··· MATERIAL SUPPLIED ···

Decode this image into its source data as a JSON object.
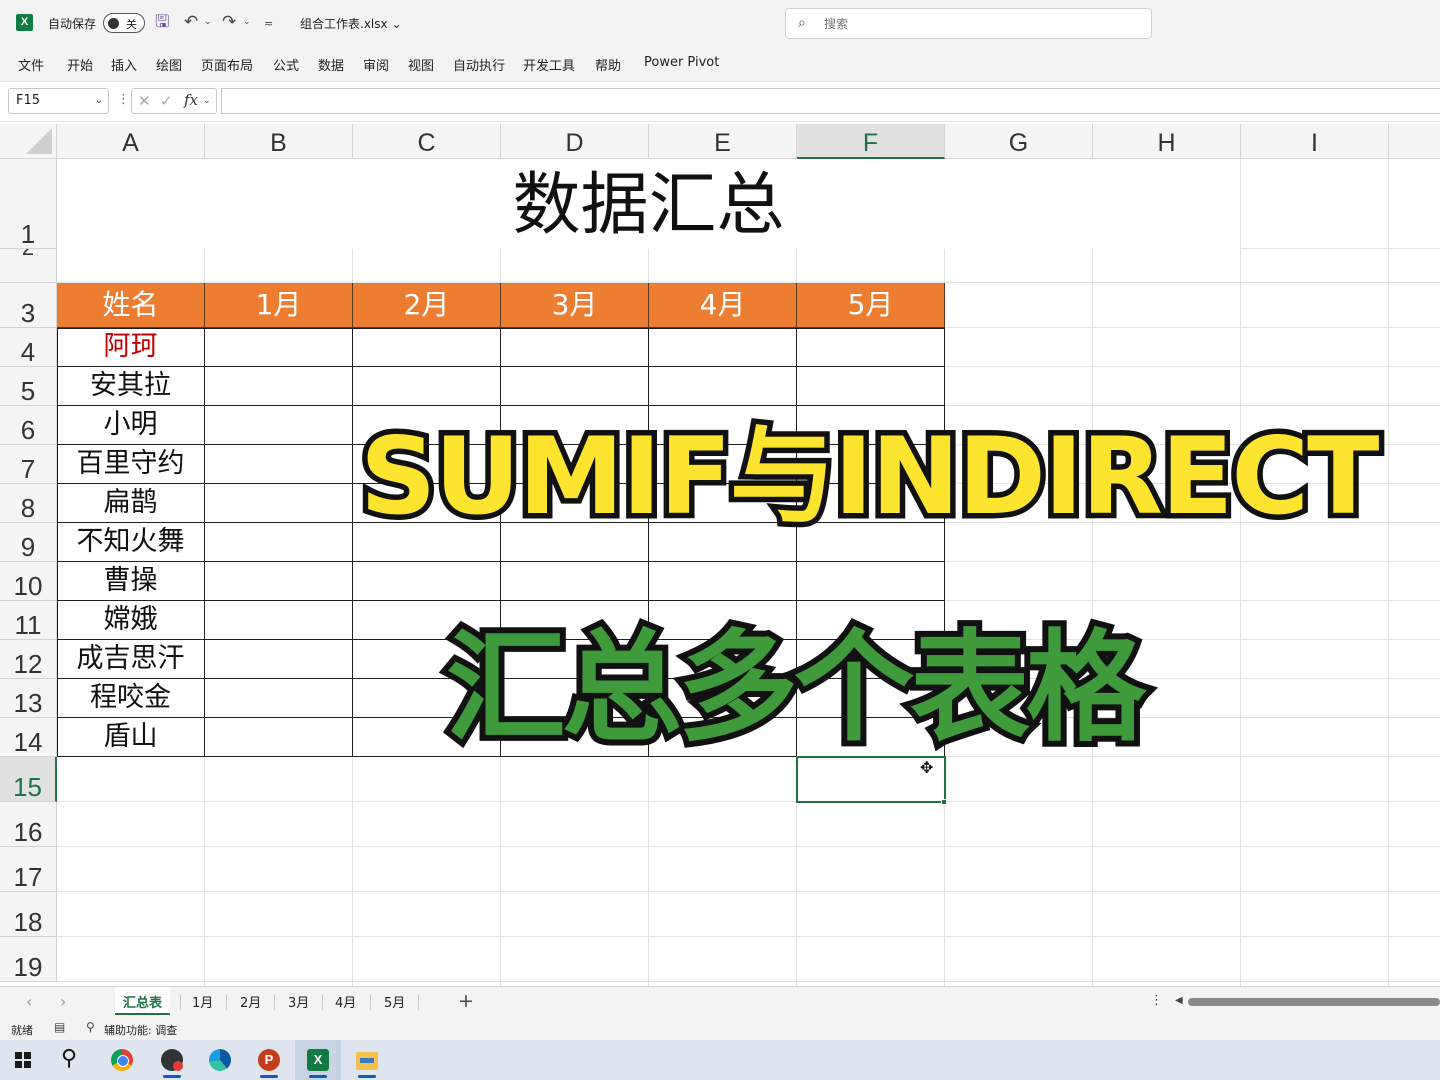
{
  "titlebar": {
    "app_logo": "X",
    "autosave_label": "自动保存",
    "autosave_state": "关",
    "file_name": "组合工作表.xlsx",
    "file_caret": "⌄",
    "search_placeholder": "搜索",
    "icons": [
      "excel-logo-icon",
      "save-icon",
      "undo-icon",
      "redo-icon",
      "qat-more-icon",
      "search-icon"
    ]
  },
  "ribbon": {
    "tabs": [
      "文件",
      "开始",
      "插入",
      "绘图",
      "页面布局",
      "公式",
      "数据",
      "审阅",
      "视图",
      "自动执行",
      "开发工具",
      "帮助",
      "Power Pivot"
    ]
  },
  "formula_bar": {
    "name_box": "F15",
    "fx": "fx",
    "value": ""
  },
  "grid": {
    "columns": [
      "A",
      "B",
      "C",
      "D",
      "E",
      "F",
      "G",
      "H",
      "I"
    ],
    "active_column": "F",
    "rows": [
      "1",
      "2",
      "3",
      "4",
      "5",
      "6",
      "7",
      "8",
      "9",
      "10",
      "11",
      "12",
      "13",
      "14",
      "15",
      "16",
      "17",
      "18",
      "19"
    ],
    "active_row": "15",
    "active_cell": "F15"
  },
  "sheet": {
    "title": "数据汇总",
    "header_label": "姓名",
    "months": [
      "1月",
      "2月",
      "3月",
      "4月",
      "5月"
    ],
    "names": [
      "阿珂",
      "安其拉",
      "小明",
      "百里守约",
      "扁鹊",
      "不知火舞",
      "曹操",
      "嫦娥",
      "成吉思汗",
      "程咬金",
      "盾山"
    ],
    "colors": {
      "header_fill": "#ed7d31",
      "header_text": "#ffffff",
      "first_name_text": "#c00000",
      "accent": "#217346"
    }
  },
  "overlay": {
    "line1": "SUMIF与INDIRECT",
    "line2": "汇总多个表格",
    "colors": {
      "line1": "#fde42e",
      "line2": "#3f9a3c",
      "outline": "#111111"
    }
  },
  "sheet_tabs": {
    "tabs": [
      "汇总表",
      "1月",
      "2月",
      "3月",
      "4月",
      "5月"
    ],
    "active": "汇总表",
    "add_label": "+"
  },
  "status_bar": {
    "ready": "就绪",
    "accessibility": "辅助功能: 调查"
  },
  "taskbar": {
    "items": [
      "start-icon",
      "search-icon",
      "chrome-icon",
      "capture-icon",
      "edge-icon",
      "powerpoint-icon",
      "excel-icon",
      "file-explorer-icon"
    ],
    "ppt_letter": "P",
    "excel_letter": "X"
  }
}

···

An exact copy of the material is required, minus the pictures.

Decode this image into its source data as a JSON object.
{
  "titlebar": {
    "app_logo": "X",
    "autosave_label": "自动保存",
    "autosave_state": "关",
    "file_name": "组合工作表.xlsx",
    "file_caret": "⌄",
    "search_placeholder": "搜索",
    "icons": [
      "excel-logo-icon",
      "save-icon",
      "undo-icon",
      "redo-icon",
      "qat-more-icon",
      "search-icon"
    ]
  },
  "ribbon": {
    "tabs": [
      "文件",
      "开始",
      "插入",
      "绘图",
      "页面布局",
      "公式",
      "数据",
      "审阅",
      "视图",
      "自动执行",
      "开发工具",
      "帮助",
      "Power Pivot"
    ]
  },
  "formula_bar": {
    "name_box": "F15",
    "fx": "fx",
    "value": ""
  },
  "grid": {
    "columns": [
      "A",
      "B",
      "C",
      "D",
      "E",
      "F",
      "G",
      "H",
      "I"
    ],
    "active_column": "F",
    "rows": [
      "1",
      "2",
      "3",
      "4",
      "5",
      "6",
      "7",
      "8",
      "9",
      "10",
      "11",
      "12",
      "13",
      "14",
      "15",
      "16",
      "17",
      "18",
      "19"
    ],
    "active_row": "15",
    "active_cell": "F15"
  },
  "sheet": {
    "title": "数据汇总",
    "header_label": "姓名",
    "months": [
      "1月",
      "2月",
      "3月",
      "4月",
      "5月"
    ],
    "names": [
      "阿珂",
      "安其拉",
      "小明",
      "百里守约",
      "扁鹊",
      "不知火舞",
      "曹操",
      "嫦娥",
      "成吉思汗",
      "程咬金",
      "盾山"
    ],
    "colors": {
      "header_fill": "#ed7d31",
      "header_text": "#ffffff",
      "first_name_text": "#c00000",
      "accent": "#217346"
    }
  },
  "overlay": {
    "line1": "SUMIF与INDIRECT",
    "line2": "汇总多个表格",
    "colors": {
      "line1": "#fde42e",
      "line2": "#3f9a3c",
      "outline": "#111111"
    }
  },
  "sheet_tabs": {
    "tabs": [
      "汇总表",
      "1月",
      "2月",
      "3月",
      "4月",
      "5月"
    ],
    "active": "汇总表",
    "add_label": "+"
  },
  "status_bar": {
    "ready": "就绪",
    "accessibility": "辅助功能: 调查"
  },
  "taskbar": {
    "items": [
      "start-icon",
      "search-icon",
      "chrome-icon",
      "capture-icon",
      "edge-icon",
      "powerpoint-icon",
      "excel-icon",
      "file-explorer-icon"
    ],
    "ppt_letter": "P",
    "excel_letter": "X"
  }
}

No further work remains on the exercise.